The Changing Nature of Geography
In 1963, Pattison outlined the complex nature of geography on the basis of four continuing, complementary, but overlapping traditions. There has over time been a high level of agreement that geography is about place and space, and the interaction of people with environments. The basis of the paradigm shift underlying the quantitative revolution of the 1960s lay in the switch from idiographic to nomothetic approaches in the study of geographical phenomena. In particular there was revulsion against the dehumanisation of the subject, scientific and statistical approaches being seen as giving ascendancy to the aggregate and downgrading the individual human agent. Interest in systems thinking and the behavioural aspects of geography in the 1970s widened the scope of the subject beyond even its previous broad bounds, with increasing attention paid to social welfare issues.
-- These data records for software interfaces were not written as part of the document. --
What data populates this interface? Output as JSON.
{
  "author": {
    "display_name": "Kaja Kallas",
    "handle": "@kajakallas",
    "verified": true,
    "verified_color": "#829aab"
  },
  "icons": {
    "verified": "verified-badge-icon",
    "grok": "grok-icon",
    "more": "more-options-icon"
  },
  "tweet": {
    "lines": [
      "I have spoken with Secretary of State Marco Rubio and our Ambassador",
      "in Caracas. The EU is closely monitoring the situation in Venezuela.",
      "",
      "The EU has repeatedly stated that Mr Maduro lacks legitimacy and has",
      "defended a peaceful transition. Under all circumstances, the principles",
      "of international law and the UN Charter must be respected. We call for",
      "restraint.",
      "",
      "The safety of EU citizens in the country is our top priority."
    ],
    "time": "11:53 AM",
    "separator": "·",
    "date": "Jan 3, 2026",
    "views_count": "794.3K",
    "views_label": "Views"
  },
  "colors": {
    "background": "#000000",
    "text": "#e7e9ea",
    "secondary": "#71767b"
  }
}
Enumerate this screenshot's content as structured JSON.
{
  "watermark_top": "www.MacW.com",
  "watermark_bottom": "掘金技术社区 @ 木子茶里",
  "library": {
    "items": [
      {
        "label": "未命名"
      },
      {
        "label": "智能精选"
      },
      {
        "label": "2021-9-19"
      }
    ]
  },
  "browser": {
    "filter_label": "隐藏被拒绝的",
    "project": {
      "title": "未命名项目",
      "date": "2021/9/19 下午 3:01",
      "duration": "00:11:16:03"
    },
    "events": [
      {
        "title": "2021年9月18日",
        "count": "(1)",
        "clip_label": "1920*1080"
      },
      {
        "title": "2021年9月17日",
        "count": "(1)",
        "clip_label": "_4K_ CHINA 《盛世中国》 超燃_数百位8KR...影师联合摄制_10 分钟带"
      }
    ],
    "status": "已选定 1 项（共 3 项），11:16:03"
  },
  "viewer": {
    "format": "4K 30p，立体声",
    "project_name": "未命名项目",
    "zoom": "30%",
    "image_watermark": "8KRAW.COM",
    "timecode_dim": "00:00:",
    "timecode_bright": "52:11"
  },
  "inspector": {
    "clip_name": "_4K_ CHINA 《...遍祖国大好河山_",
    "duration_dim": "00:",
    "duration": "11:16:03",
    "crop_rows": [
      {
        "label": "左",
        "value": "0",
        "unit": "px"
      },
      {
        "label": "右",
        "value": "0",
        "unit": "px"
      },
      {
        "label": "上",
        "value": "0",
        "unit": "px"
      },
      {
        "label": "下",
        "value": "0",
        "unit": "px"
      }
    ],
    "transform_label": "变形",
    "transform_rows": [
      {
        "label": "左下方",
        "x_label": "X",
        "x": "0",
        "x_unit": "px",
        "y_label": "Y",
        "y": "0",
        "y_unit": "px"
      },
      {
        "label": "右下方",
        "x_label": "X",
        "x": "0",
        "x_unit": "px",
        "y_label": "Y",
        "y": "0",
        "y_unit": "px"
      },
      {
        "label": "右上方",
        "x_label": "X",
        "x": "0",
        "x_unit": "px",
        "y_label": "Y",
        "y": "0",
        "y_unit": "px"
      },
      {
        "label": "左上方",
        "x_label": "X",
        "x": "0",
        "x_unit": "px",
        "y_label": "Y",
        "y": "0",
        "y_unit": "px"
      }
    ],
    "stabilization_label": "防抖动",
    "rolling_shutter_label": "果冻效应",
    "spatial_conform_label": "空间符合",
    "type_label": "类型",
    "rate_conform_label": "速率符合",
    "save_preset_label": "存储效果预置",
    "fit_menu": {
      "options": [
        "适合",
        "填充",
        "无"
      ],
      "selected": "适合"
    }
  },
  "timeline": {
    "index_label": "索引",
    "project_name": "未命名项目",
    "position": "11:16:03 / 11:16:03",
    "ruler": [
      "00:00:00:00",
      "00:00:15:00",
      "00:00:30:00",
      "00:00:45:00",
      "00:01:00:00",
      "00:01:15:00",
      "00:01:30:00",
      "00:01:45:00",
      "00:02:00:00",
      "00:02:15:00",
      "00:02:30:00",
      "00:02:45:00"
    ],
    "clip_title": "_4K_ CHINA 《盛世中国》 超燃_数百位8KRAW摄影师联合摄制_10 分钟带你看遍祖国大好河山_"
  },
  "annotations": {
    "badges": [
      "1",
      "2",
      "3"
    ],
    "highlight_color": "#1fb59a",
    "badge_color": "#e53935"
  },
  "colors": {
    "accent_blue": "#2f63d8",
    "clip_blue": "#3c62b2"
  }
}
The critical ideology goes beyond this and is concerned to achieve a better world through, if necessary, imposed political change.